With April 15th having come and gone, you're no doubt breathing a sigh of relief (assuming you filed by the deadline, of course). But even though the sun has set on tax season, the IRS never stops working. Why this should concern you is a mystery until you open your mailbox one bright, sunny afternoon and find an official government notice peeking back. It won't bite, but it's likely to ruin your day.
If you've never had a tax problem before, you may not be aware that issues are often assessed long after you file your return…sometimes delayed by a couple of years. At the earliest, though, you may receive notice within a few months. What it will say depends on precisely what issue the IRS has with your tax return. No matter the message, though, there are a few basic measures to ensure a swift resolution.
Your first instinct may be to shred or trash an IRS letter without ever looking at it. Don't. This will not make the problem go away. Keep in mind that the IRS may merely want you to clarify information on your return. Even if it is a notice of an assessed balance, it's not the end of the world. Whatever happens, keep your wits about you and proceed cautiously.
You'll be asked to respond to the request for information, or perhaps prompted to contest a proposed liability. Carefully review your records for the tax issue in question and consult with a tax professional, if necessary.
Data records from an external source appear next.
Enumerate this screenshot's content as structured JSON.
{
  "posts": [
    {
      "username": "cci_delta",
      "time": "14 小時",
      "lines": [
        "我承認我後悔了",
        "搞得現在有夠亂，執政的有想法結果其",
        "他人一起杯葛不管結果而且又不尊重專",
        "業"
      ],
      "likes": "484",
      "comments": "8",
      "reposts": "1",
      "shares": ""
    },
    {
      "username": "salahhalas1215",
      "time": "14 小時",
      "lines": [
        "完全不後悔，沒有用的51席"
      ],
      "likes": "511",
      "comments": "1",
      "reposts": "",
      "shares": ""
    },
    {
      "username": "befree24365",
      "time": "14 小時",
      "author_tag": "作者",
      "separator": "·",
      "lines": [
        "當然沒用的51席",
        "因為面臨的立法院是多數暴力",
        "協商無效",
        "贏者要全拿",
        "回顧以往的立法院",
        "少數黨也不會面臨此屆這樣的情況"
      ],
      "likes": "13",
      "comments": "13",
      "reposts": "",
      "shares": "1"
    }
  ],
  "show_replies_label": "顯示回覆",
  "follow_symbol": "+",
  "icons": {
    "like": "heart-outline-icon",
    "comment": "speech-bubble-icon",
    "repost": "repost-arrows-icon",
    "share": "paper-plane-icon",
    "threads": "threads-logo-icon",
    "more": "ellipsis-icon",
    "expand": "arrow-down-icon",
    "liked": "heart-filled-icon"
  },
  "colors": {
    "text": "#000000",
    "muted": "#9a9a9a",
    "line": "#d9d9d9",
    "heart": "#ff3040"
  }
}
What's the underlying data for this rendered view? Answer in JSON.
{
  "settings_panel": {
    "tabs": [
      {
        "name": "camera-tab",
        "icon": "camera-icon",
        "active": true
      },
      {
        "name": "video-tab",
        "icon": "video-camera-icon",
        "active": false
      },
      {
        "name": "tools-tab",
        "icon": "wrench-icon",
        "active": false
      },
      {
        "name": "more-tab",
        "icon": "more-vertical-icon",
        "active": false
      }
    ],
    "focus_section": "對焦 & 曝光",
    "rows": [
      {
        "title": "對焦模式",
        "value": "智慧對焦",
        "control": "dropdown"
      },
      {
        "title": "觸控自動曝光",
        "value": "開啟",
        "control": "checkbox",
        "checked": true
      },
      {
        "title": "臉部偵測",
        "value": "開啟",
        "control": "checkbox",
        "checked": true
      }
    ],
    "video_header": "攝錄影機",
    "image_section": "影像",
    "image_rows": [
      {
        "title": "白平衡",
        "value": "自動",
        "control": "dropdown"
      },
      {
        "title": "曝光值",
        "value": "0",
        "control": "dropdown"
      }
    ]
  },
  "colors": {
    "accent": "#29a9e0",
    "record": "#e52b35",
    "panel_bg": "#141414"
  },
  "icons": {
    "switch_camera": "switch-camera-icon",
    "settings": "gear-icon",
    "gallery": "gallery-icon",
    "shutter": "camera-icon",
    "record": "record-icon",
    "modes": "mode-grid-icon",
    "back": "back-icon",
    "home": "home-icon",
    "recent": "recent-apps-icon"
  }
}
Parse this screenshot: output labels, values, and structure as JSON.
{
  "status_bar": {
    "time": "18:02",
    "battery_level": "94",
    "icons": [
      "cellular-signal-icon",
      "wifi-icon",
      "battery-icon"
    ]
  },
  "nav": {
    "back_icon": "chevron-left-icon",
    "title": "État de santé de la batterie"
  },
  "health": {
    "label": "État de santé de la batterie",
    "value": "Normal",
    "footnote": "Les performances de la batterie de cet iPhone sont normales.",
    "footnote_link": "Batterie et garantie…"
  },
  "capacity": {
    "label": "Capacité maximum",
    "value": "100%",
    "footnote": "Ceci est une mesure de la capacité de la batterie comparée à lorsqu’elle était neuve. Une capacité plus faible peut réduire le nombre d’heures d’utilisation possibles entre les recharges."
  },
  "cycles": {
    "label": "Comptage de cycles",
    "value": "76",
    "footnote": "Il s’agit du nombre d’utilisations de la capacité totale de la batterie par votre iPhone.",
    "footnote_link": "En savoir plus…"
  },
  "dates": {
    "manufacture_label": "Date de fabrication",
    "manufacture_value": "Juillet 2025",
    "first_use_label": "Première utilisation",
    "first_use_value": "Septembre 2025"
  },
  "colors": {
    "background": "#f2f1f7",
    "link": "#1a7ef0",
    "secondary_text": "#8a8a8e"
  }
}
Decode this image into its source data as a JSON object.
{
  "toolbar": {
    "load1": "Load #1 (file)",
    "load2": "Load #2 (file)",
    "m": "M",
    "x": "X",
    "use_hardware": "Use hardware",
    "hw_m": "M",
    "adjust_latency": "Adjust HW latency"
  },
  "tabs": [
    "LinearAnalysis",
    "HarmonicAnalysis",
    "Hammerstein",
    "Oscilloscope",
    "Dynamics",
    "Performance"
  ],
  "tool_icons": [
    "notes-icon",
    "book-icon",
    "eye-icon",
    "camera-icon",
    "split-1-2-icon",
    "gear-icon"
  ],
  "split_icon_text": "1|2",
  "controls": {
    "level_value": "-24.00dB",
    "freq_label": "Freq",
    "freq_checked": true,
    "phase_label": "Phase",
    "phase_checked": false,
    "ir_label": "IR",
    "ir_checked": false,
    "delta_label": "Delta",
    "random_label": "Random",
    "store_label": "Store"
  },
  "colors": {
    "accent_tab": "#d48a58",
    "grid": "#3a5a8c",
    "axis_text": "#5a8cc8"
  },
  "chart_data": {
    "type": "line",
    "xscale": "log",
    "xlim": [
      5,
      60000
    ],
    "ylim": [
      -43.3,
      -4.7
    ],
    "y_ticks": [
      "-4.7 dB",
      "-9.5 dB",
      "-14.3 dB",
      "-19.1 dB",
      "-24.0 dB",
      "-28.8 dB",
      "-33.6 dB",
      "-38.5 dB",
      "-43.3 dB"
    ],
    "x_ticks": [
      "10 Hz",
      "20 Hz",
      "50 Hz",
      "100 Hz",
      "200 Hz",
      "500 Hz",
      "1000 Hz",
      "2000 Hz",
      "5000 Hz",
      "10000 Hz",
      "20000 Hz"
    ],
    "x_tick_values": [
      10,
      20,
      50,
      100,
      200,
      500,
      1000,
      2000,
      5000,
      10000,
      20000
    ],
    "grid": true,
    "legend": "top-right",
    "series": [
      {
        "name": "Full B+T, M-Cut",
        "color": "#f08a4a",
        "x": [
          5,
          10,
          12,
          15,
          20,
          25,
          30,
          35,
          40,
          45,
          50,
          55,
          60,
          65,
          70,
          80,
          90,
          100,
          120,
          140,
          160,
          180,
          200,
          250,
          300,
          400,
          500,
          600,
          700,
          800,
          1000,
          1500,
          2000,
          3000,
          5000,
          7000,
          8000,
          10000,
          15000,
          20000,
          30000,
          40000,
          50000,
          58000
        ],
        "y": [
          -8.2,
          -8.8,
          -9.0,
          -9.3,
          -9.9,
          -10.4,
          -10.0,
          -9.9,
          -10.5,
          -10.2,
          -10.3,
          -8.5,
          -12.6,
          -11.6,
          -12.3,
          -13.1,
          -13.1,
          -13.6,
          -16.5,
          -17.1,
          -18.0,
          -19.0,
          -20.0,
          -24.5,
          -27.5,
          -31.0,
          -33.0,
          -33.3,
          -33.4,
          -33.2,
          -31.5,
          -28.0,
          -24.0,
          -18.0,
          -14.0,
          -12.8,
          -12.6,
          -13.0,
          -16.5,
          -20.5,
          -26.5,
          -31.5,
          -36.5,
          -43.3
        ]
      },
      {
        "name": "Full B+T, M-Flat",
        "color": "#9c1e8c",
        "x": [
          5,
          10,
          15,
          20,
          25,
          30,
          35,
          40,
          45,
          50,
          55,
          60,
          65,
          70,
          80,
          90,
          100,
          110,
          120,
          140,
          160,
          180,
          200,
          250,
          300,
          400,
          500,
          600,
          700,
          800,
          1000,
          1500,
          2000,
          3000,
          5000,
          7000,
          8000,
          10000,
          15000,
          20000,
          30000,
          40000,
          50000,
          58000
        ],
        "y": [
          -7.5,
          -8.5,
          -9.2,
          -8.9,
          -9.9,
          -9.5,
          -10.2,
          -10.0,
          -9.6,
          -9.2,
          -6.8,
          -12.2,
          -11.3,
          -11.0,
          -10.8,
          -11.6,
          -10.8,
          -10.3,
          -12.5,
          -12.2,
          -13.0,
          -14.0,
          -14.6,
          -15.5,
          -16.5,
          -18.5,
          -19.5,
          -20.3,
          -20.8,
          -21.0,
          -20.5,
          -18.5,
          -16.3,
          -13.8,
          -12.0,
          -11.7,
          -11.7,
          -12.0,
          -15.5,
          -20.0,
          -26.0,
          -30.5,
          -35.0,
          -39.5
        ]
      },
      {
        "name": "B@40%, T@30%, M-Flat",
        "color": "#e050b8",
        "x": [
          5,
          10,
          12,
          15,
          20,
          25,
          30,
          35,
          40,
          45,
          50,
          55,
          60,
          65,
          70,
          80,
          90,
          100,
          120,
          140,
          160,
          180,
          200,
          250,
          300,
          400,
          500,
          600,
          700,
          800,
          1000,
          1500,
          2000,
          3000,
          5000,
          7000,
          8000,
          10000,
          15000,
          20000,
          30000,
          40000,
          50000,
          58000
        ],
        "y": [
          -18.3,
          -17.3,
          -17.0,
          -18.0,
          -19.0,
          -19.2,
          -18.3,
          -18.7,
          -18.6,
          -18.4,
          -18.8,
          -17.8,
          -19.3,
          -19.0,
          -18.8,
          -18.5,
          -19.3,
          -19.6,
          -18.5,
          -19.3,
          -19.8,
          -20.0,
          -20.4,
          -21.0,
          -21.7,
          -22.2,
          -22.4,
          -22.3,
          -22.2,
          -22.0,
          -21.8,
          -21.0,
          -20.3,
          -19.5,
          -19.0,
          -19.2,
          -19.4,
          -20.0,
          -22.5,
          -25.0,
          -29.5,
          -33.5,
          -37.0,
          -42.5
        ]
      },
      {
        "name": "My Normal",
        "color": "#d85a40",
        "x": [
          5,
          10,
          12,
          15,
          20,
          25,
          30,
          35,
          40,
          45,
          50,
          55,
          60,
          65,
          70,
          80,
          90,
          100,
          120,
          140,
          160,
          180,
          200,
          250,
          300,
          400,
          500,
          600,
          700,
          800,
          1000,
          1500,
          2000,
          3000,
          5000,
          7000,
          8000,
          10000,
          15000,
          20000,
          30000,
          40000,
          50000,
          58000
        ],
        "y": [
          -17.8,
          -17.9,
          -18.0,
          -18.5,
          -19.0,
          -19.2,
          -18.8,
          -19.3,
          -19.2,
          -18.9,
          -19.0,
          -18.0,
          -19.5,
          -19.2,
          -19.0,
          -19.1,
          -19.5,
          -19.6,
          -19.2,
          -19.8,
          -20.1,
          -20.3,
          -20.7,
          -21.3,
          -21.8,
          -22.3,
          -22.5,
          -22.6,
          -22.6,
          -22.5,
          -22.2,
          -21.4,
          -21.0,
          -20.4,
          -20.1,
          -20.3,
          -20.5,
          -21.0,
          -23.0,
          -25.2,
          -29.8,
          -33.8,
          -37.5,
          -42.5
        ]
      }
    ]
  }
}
You may immediately understand why the IRS has reached out to you; if this is the case, respond promptly and accurately. Failing to reply will only invite further IRS correspondence and won't bring you any closer to resolving the matter.
Assessing the Situation
If there is a balance due and it is accurate, you'll have to determine how to handle it. Your best course of action, if it is within your means, is to simply write a check for the full amount. Any balance owed to the IRS increases monthly with additional penalties and interest. The longer you wait, the more you pay. Alternatively, the balance may be more than you can comfortably handle at once, or at all. If this is the case, you'll want to explore repayment options.
The IRS wants you to pay as quickly as possible, but they will accept a structured agreement, if necessary. You will more than likely qualify for an installment agreement, allowing you to pay back your debt over a period of months or even years. The penalties and interest continue to accrue, however, so bear that in mind when you're considering the terms of the agreement. If you're completely unable to pay anything toward your balance, you may qualify for Currently Not Collectible Status. This prevents the IRS from taking collection action against you until your financial situation improves.
Seek Professional Assistance
Negotiating with the IRS over payment plans and what you can actually afford can be tricky. It may be in your best interest to seek the assistance of a licensed tax professional. Reputable tax resolution companies offer free consultations, so there's no harm in getting a second opinion. Ultimately, having a professional handle your case may be your safest bet for a smooth resolution. Remember, just because you have a surprise tax debt doesn't mean you can't respond with a certain amount of preparedness.